Benedict’s Papacy was quite controversial, strewn with child abuse allegations and legal claims against the church.
Read on to find out more.
The Vatican Has Confirmed Pope Benedict’s Death
On December 31st, BBC News confirmed that Former Pope Benedict XVI had passed away in his Vatican home at age 95. The late Pope led the Catholic Church for almost eight years until he stepped down in 2013 due to his failing health and advanced age. With the decision, Benedict became the first Vatican Pope to step down voluntarily since Gregory XII in 1415.
For the last few years of Benedict’s life, he lived at the Mater Ecclesiae monastery within the Vatican. He received visitors regularly, especially his successor Pope Francis, who’s still the reigning Pope.
The official statement from the Vatican on Benedict’s death read, “With sorrow, I inform you that the Pope Emeritus, Benedict XVI, passed away today at 9:34 in the Mater Ecclesiae Monastery in the Vatican. Further information will be provided as soon as possible.”
Funeral Plans Will Be Announced Soon
The Vatican has also announced that Pope Emeritus’s body would be displayed in St Peter’s Basilica from January 2nd for “the greeting of the faithful” ceremony. They also confirmed that funeral plans for Benedict would be released over the next hours and days.
As he’s the first pope to resign from the position in over 600 years, the Vatican will likely have to write funeral guidelines from scratch. Cardinal Vincent Nichols, the head of the Catholic Church in England and Wales, has paid his respects to Benedict, calling him “one of the great theologians of the 20th century”.
His statement also referred to the late Pope as a man of God that was “always a humble servant.” It also read, “I remember with particular affection the remarkable Papal Visit to these lands in 2010. We saw his courtesy, his gentleness, the perceptiveness of his mind, and the openness of his welcome to everybody that he met.”
Tributes Pour In To The Late Pope Benedict
Asides from Cardinal Nichols, several other prominent figures have paid their respects to Benedict, such as British Prime Minister Rishi Sunak. He said, “I am saddened to learn of the death of Pope Emeritus Benedict XVI. My thoughts are with Catholic people in the UK and around the world today.”

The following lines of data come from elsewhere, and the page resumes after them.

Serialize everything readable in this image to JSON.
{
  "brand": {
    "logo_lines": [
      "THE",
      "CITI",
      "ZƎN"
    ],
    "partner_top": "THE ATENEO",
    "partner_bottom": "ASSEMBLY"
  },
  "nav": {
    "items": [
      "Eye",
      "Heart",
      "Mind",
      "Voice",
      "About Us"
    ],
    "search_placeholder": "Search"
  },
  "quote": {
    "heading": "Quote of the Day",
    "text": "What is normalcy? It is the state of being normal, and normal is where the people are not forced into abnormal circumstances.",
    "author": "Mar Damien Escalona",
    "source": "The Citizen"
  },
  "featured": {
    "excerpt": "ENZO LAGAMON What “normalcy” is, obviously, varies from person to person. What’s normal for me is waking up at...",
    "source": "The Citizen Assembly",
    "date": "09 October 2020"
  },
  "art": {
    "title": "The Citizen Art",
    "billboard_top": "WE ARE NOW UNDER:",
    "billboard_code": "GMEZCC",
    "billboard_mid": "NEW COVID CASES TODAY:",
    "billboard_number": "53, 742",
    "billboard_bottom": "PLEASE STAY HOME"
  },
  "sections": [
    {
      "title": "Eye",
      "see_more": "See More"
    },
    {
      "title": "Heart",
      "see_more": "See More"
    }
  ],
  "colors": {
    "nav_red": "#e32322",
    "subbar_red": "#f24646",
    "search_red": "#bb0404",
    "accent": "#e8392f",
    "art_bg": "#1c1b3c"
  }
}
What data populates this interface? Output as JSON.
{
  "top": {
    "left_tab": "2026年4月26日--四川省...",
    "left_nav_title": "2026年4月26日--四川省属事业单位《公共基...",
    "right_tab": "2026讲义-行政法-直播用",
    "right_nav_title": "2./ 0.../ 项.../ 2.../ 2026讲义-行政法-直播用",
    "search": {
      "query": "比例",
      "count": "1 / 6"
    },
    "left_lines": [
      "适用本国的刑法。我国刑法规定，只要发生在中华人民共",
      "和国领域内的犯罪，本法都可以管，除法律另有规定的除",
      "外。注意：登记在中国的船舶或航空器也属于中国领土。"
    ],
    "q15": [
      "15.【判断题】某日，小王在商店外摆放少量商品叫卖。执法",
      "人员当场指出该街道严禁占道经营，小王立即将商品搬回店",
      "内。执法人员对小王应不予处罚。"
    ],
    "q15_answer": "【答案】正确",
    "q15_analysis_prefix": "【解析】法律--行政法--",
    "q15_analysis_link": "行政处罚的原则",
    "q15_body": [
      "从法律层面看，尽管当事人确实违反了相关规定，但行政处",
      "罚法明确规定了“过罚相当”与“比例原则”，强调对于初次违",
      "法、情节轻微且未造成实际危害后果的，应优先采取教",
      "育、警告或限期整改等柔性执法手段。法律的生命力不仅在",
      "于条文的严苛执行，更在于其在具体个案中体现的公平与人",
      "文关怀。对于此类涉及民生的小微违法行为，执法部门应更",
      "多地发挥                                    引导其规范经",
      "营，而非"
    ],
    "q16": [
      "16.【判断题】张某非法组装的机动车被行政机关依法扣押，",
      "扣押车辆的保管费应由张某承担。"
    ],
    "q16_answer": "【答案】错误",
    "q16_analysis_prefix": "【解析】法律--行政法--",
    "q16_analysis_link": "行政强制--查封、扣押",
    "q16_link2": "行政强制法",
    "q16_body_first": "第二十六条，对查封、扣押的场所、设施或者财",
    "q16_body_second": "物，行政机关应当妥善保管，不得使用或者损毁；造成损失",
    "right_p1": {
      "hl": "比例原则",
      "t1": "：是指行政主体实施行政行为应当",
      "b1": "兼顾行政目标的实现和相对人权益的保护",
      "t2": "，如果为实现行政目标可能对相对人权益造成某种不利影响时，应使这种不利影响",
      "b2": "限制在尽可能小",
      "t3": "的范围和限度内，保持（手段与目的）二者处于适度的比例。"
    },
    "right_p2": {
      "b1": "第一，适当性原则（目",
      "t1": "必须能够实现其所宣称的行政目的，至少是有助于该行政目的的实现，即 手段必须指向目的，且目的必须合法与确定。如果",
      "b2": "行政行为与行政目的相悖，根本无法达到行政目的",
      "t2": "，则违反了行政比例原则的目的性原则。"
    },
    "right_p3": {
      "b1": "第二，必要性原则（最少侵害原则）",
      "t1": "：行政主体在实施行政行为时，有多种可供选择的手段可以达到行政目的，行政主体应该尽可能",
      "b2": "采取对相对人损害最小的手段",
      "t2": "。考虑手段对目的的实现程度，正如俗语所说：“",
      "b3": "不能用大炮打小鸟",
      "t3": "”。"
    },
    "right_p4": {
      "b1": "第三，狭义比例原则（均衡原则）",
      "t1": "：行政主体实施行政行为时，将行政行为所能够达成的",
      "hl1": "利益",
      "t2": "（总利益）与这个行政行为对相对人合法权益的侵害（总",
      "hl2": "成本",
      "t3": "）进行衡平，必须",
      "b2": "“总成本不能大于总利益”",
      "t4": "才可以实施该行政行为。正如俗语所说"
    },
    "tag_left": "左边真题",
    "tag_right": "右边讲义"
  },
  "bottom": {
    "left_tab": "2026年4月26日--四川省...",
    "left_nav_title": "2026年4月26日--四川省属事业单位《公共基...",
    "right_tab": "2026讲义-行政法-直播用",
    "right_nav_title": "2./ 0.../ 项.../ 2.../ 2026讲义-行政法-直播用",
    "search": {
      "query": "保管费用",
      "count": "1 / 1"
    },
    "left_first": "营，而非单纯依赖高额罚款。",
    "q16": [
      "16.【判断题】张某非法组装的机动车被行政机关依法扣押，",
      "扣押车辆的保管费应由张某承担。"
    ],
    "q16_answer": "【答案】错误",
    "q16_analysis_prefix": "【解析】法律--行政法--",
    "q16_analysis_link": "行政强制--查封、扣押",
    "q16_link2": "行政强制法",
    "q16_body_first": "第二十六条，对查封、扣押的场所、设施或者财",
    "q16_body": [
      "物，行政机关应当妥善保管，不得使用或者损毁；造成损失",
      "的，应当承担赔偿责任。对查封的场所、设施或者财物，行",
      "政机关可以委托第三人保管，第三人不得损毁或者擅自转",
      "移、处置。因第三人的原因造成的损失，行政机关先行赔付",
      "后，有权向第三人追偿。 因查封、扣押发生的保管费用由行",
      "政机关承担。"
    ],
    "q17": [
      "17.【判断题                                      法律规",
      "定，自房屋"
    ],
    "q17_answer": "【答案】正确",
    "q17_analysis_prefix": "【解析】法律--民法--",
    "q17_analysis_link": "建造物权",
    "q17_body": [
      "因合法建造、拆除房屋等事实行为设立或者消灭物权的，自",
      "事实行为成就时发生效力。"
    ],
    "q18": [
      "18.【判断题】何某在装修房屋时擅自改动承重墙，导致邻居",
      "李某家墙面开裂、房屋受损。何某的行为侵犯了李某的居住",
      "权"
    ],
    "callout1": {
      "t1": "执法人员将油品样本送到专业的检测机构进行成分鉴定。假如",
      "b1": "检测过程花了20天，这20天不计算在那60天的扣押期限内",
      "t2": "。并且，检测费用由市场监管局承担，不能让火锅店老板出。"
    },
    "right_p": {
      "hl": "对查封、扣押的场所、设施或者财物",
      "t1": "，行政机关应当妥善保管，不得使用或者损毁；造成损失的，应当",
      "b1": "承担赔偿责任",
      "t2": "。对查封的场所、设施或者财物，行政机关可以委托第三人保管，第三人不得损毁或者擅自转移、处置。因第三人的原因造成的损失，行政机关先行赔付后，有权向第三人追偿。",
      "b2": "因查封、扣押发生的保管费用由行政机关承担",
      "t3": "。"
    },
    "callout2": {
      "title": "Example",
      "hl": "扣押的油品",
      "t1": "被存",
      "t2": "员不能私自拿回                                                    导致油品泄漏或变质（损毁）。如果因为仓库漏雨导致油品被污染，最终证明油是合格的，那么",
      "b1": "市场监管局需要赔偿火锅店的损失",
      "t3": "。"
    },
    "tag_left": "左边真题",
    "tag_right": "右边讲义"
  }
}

French President Emmanuel Macron also paid tribute to Benedict. His statement read, “My thoughts go out to Catholics in France and around the world, bereaved by the departure of His Holiness Benedict XVI, who worked with soul and intelligence for a more fraternal world.”
Pope Benedict’s Papacy Was Controversial
On Wednesday, December 28th, Pope Francis requested a special prayer for Benedict during his final audience for the year at the Vatican. He informed the audience that Pope Emeritus was very ill and under medical care.
Benedict rose to the Papacy in 2005 at the age of 78, becoming one of the oldest popes to hold the position. For many years of his reign, the Catholic Church faced several controversies, from child abuse allegations against priests to legal claims against the church.
A German investigative report into the Catholic Church dug up decades-long abuse allegations against priests. The report also alleged that Benedict has failed to take serious action on child sex abuse cases and that the abuse continued unchecked under his tenure.
Via BBC News, earlier this year, former Pope Benedict acknowledged that there were errors made in handling several abuse cases during his time as archbishop of Munich from 1977 to 1982. In a statement released by the Vatican, he also asked for forgiveness for any “grievous fault” but denied any personal wrongdoing.